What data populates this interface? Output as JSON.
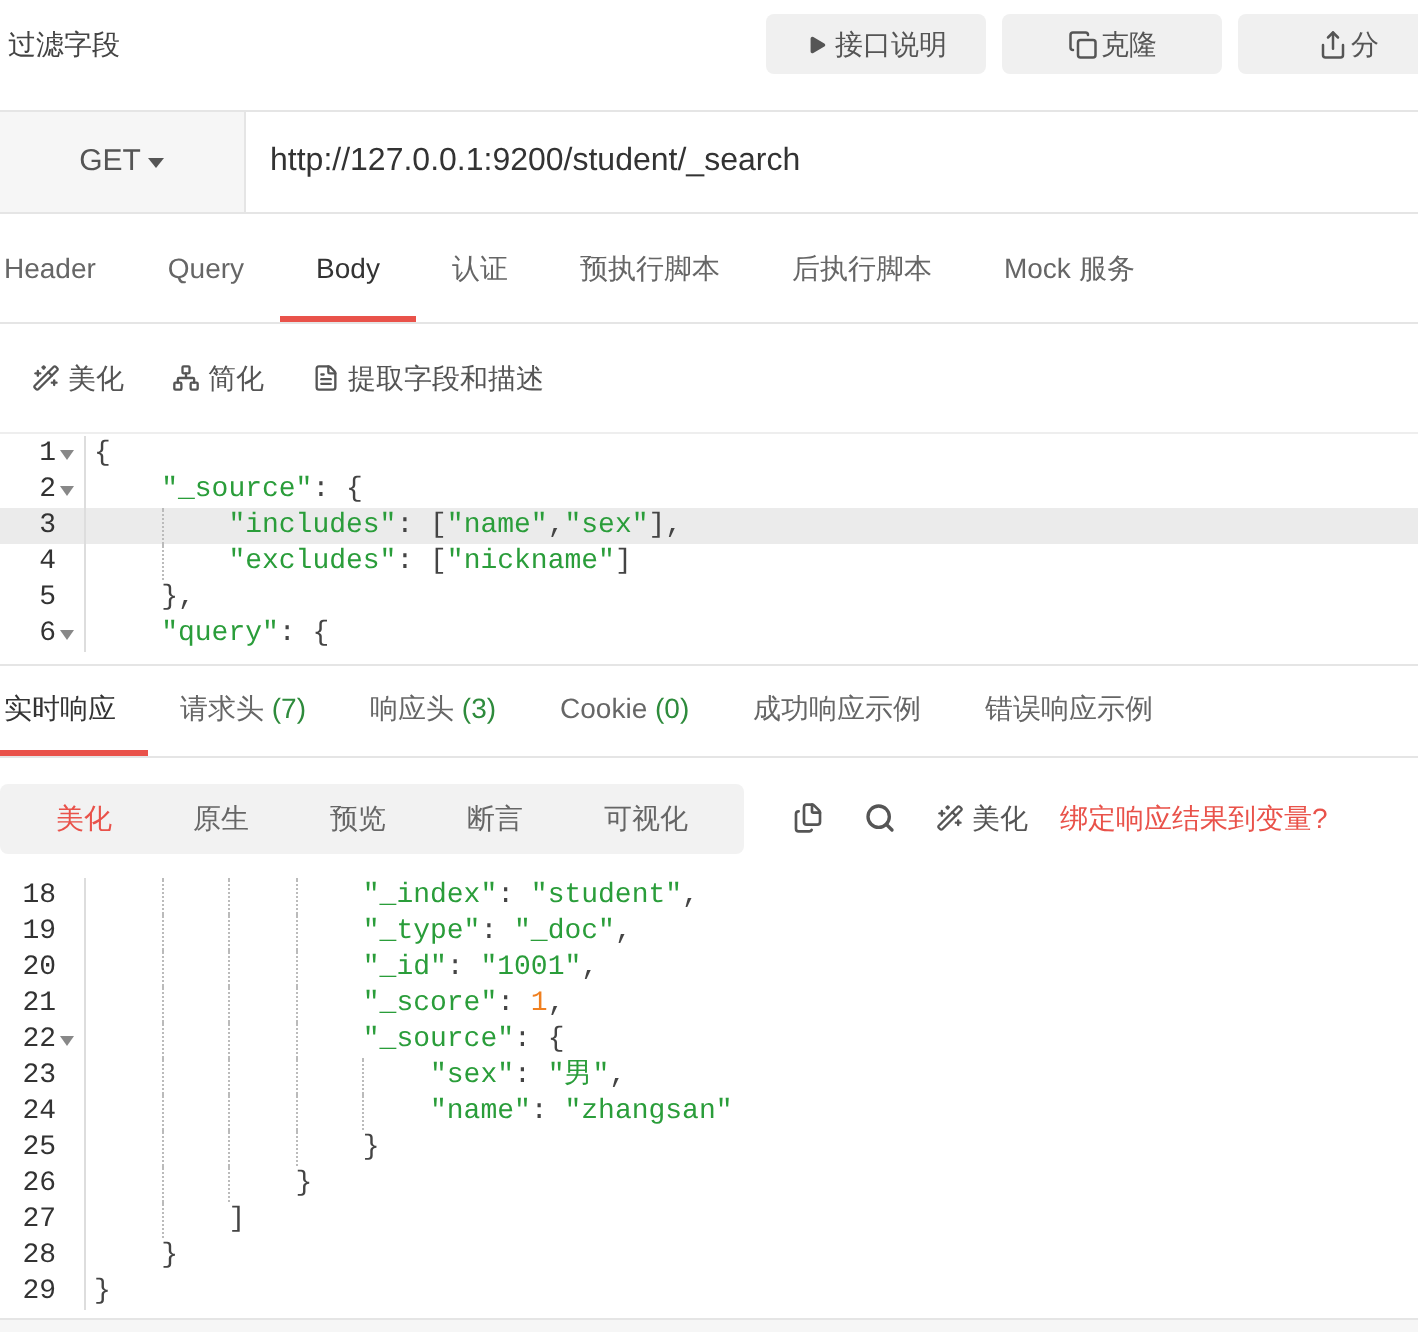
{
  "header": {
    "title": "过滤字段",
    "buttons": [
      {
        "kind": "play",
        "label": "接口说明"
      },
      {
        "kind": "clone",
        "label": "克隆"
      },
      {
        "kind": "share",
        "label": "分"
      }
    ]
  },
  "request": {
    "method": "GET",
    "url": "http://127.0.0.1:9200/student/_search"
  },
  "request_tabs": [
    {
      "label": "Header",
      "selected": false
    },
    {
      "label": "Query",
      "selected": false
    },
    {
      "label": "Body",
      "selected": true
    },
    {
      "label": "认证",
      "selected": false
    },
    {
      "label": "预执行脚本",
      "selected": false
    },
    {
      "label": "后执行脚本",
      "selected": false
    },
    {
      "label": "Mock 服务",
      "selected": false
    }
  ],
  "body_toolbar": [
    {
      "kind": "wand",
      "label": "美化"
    },
    {
      "kind": "tree",
      "label": "简化"
    },
    {
      "kind": "doc",
      "label": "提取字段和描述"
    }
  ],
  "body_editor": {
    "lines": [
      {
        "number": "1",
        "foldable": true,
        "active": false,
        "tokens": [
          {
            "kind": "punct",
            "text": "{"
          }
        ],
        "children": [
          {
            "number": "2",
            "foldable": true,
            "active": false,
            "tokens": [
              {
                "kind": "string",
                "text": "\"_source\""
              },
              {
                "kind": "punct",
                "text": ": {"
              }
            ],
            "children": [
              {
                "number": "3",
                "foldable": false,
                "active": true,
                "tokens": [
                  {
                    "kind": "string",
                    "text": "\"includes\""
                  },
                  {
                    "kind": "punct",
                    "text": ": ["
                  },
                  {
                    "kind": "string",
                    "text": "\"name\""
                  },
                  {
                    "kind": "punct",
                    "text": ","
                  },
                  {
                    "kind": "string",
                    "text": "\"sex\""
                  },
                  {
                    "kind": "punct",
                    "text": "],"
                  }
                ]
              },
              {
                "number": "4",
                "foldable": false,
                "active": false,
                "tokens": [
                  {
                    "kind": "string",
                    "text": "\"excludes\""
                  },
                  {
                    "kind": "punct",
                    "text": ": ["
                  },
                  {
                    "kind": "string",
                    "text": "\"nickname\""
                  },
                  {
                    "kind": "punct",
                    "text": "]"
                  }
                ]
              }
            ]
          },
          {
            "number": "5",
            "foldable": false,
            "active": false,
            "tokens": [
              {
                "kind": "punct",
                "text": "},"
              }
            ]
          },
          {
            "number": "6",
            "foldable": true,
            "active": false,
            "tokens": [
              {
                "kind": "string",
                "text": "\"query\""
              },
              {
                "kind": "punct",
                "text": ": {"
              }
            ]
          }
        ]
      }
    ]
  },
  "response_tabs": [
    {
      "label": "实时响应",
      "selected": true
    },
    {
      "label": "请求头",
      "count": "(7)",
      "selected": false
    },
    {
      "label": "响应头",
      "count": "(3)",
      "selected": false
    },
    {
      "label": "Cookie",
      "count": "(0)",
      "selected": false
    },
    {
      "label": "成功响应示例",
      "selected": false
    },
    {
      "label": "错误响应示例",
      "selected": false
    }
  ],
  "view_modes": [
    {
      "label": "美化",
      "selected": true
    },
    {
      "label": "原生",
      "selected": false
    },
    {
      "label": "预览",
      "selected": false
    },
    {
      "label": "断言",
      "selected": false
    },
    {
      "label": "可视化",
      "selected": false
    }
  ],
  "response_actions": [
    {
      "kind": "copy"
    },
    {
      "kind": "search"
    },
    {
      "kind": "wand",
      "label": "美化"
    }
  ],
  "bind_link": "绑定响应结果到变量?",
  "response_editor": {
    "lines": [
      {
        "children": [
          {
            "children": [
              {
                "children": [
                  {
                    "children": [
                      {
                        "number": "18",
                        "foldable": false,
                        "active": false,
                        "tokens": [
                          {
                            "kind": "string",
                            "text": "\"_index\""
                          },
                          {
                            "kind": "punct",
                            "text": ": "
                          },
                          {
                            "kind": "string",
                            "text": "\"student\""
                          },
                          {
                            "kind": "punct",
                            "text": ","
                          }
                        ]
                      },
                      {
                        "number": "19",
                        "foldable": false,
                        "active": false,
                        "tokens": [
                          {
                            "kind": "string",
                            "text": "\"_type\""
                          },
                          {
                            "kind": "punct",
                            "text": ": "
                          },
                          {
                            "kind": "string",
                            "text": "\"_doc\""
                          },
                          {
                            "kind": "punct",
                            "text": ","
                          }
                        ]
                      },
                      {
                        "number": "20",
                        "foldable": false,
                        "active": false,
                        "tokens": [
                          {
                            "kind": "string",
                            "text": "\"_id\""
                          },
                          {
                            "kind": "punct",
                            "text": ": "
                          },
                          {
                            "kind": "string",
                            "text": "\"1001\""
                          },
                          {
                            "kind": "punct",
                            "text": ","
                          }
                        ]
                      },
                      {
                        "number": "21",
                        "foldable": false,
                        "active": false,
                        "tokens": [
                          {
                            "kind": "string",
                            "text": "\"_score\""
                          },
                          {
                            "kind": "punct",
                            "text": ": "
                          },
                          {
                            "kind": "number",
                            "text": "1"
                          },
                          {
                            "kind": "punct",
                            "text": ","
                          }
                        ]
                      },
                      {
                        "number": "22",
                        "foldable": true,
                        "active": false,
                        "tokens": [
                          {
                            "kind": "string",
                            "text": "\"_source\""
                          },
                          {
                            "kind": "punct",
                            "text": ": {"
                          }
                        ],
                        "children": [
                          {
                            "number": "23",
                            "foldable": false,
                            "active": false,
                            "tokens": [
                              {
                                "kind": "string",
                                "text": "\"sex\""
                              },
                              {
                                "kind": "punct",
                                "text": ": "
                              },
                              {
                                "kind": "string",
                                "text": "\"男\""
                              },
                              {
                                "kind": "punct",
                                "text": ","
                              }
                            ]
                          },
                          {
                            "number": "24",
                            "foldable": false,
                            "active": false,
                            "tokens": [
                              {
                                "kind": "string",
                                "text": "\"name\""
                              },
                              {
                                "kind": "punct",
                                "text": ": "
                              },
                              {
                                "kind": "string",
                                "text": "\"zhangsan\""
                              }
                            ]
                          }
                        ]
                      },
                      {
                        "number": "25",
                        "foldable": false,
                        "active": false,
                        "tokens": [
                          {
                            "kind": "punct",
                            "text": "}"
                          }
                        ]
                      }
                    ]
                  },
                  {
                    "number": "26",
                    "foldable": false,
                    "active": false,
                    "tokens": [
                      {
                        "kind": "punct",
                        "text": "}"
                      }
                    ]
                  }
                ]
              },
              {
                "number": "27",
                "foldable": false,
                "active": false,
                "tokens": [
                  {
                    "kind": "punct",
                    "text": "]"
                  }
                ]
              }
            ]
          },
          {
            "number": "28",
            "foldable": false,
            "active": false,
            "tokens": [
              {
                "kind": "punct",
                "text": "}"
              }
            ]
          }
        ]
      },
      {
        "number": "29",
        "foldable": false,
        "active": false,
        "tokens": [
          {
            "kind": "punct",
            "text": "}"
          }
        ]
      }
    ]
  }
}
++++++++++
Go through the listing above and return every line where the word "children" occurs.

        "children": [
            "children": [
        "children": [
            "children": [
                "children": [
                    "children": [
                        "children": [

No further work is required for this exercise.